Banksy street art 'saved' by public vote in Bristol

Banksy street art 'saved' by public vote in Bristol

William Hasty

Due in large part to the phenomenal success of Banksy, the city of Bristol has become synonymous with a certain kind of public art;  the kind that, as Jon Kay of the BBC puts it in his report, uses the ‘street as it’s canvas’. Graffiti, the report contends, has been elevated to an ‘art-form’ in Bristol, adorning public space disproportionately and, as one might expect, dividing opinion among the city’s residents, with adjectives such as ‘degrading’ and ‘beautiful’ commonly applied to the same piece.

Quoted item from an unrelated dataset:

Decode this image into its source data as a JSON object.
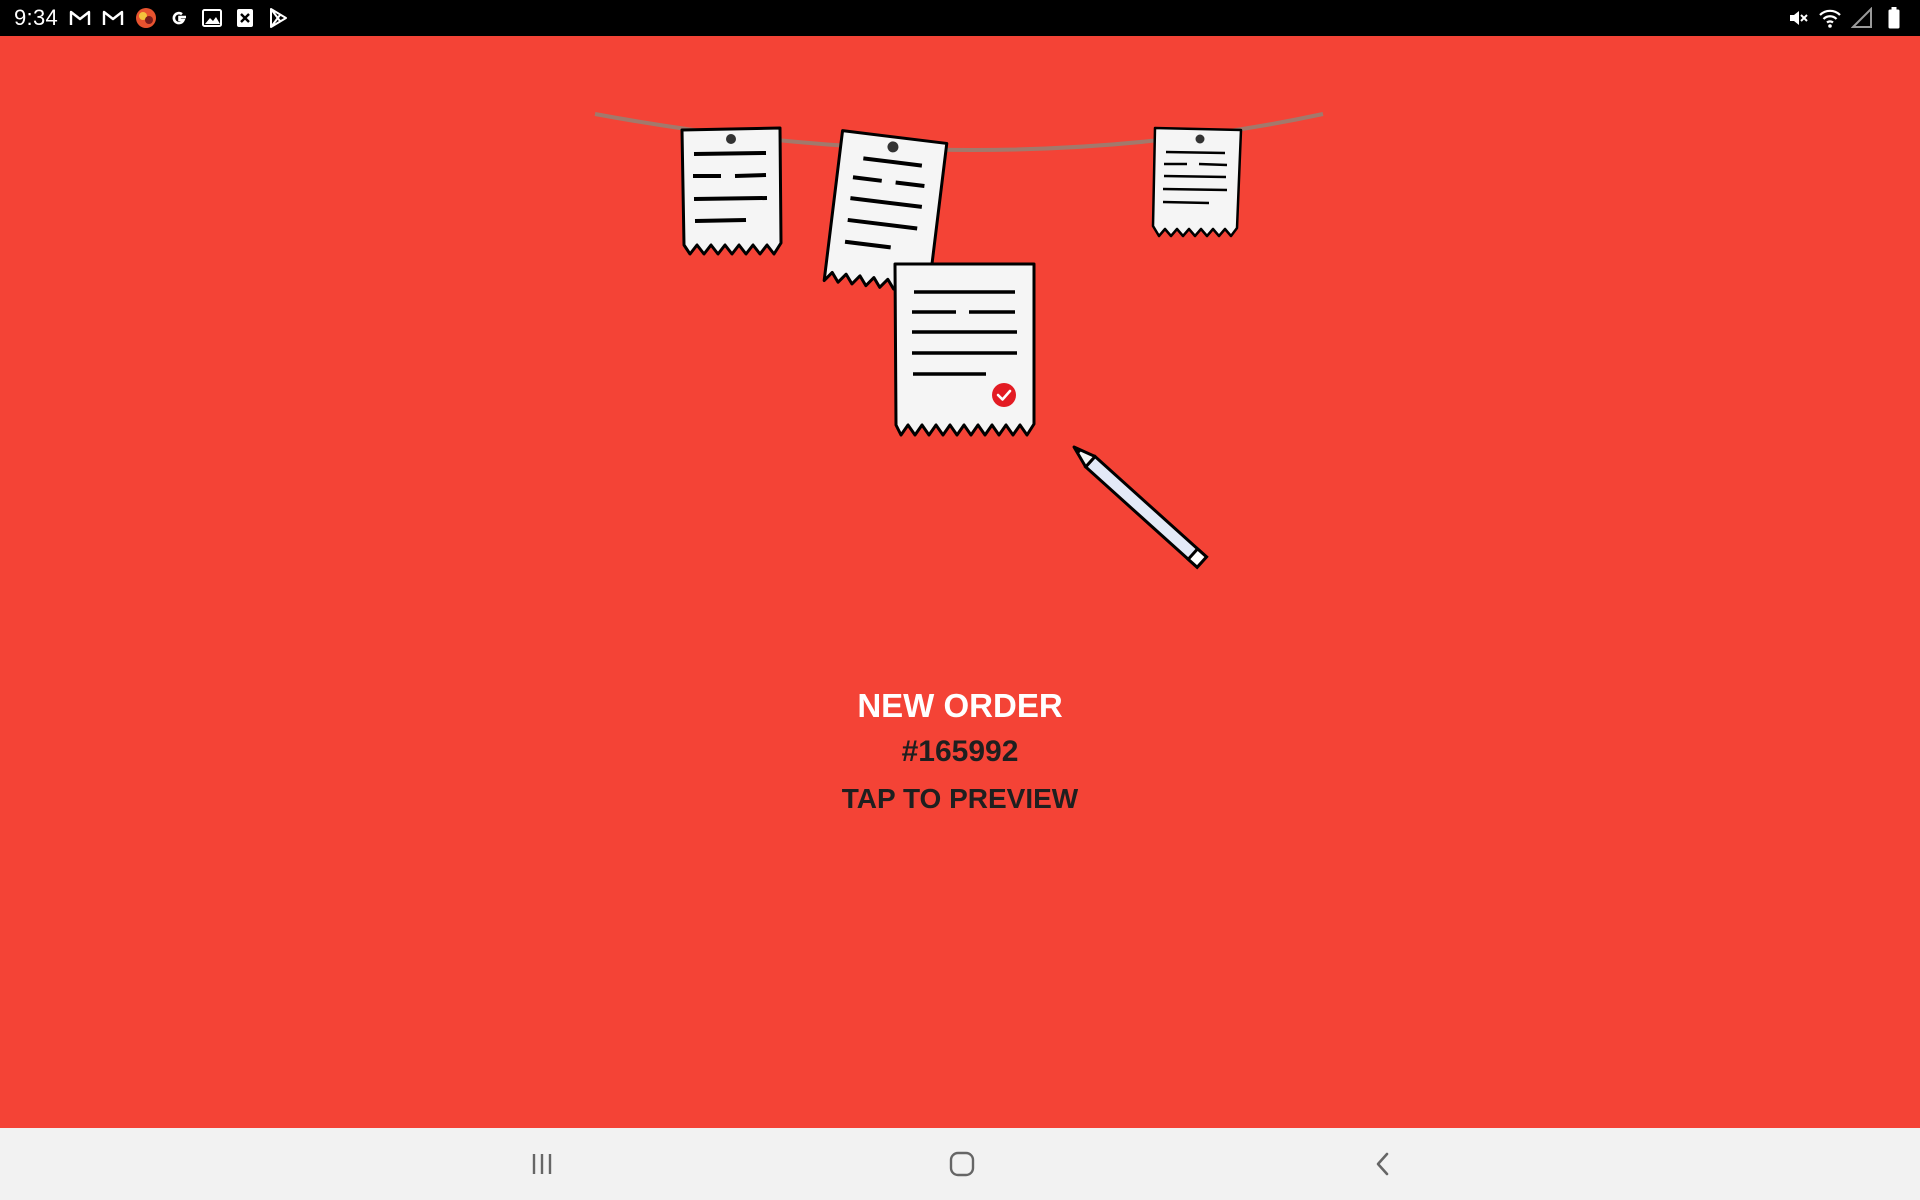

In a recent move to democratise the process of deciding which pieces of graffiti are ‘art’, and therefore preserved, and which are mere ‘vandalism’ to be removed, the local council held an online vote to decide whether a Banksy work (pictured above) should be maintained. An overwhelming majority of 93% decided that the graffiti constituted ‘street art’ and should not be removed. A rather more mixed reception to such art is apparent in the short report by the BBC.

Tim Hall, in a recent paper in Geography Compass, argues that geographers must consider the ‘multiple relationships between art and the city… [and]… the various ways in which public art is woven into the lives of cities and their citizens’. Artful Cities is an attempt to understand the ‘various roles that public art has played in the city’, focusing on the ways in which art and audience are entangled in diverse registers of meaning. What is clear from both the BBC’s report on Bristol’s street art and Hall’s paper on public art is that more work needs to be done on understanding the diverse ways in which  people engage with art in their streets.

60% world View the BBC report

60% world Tim Hall (2007) Artful Cities Geography Compass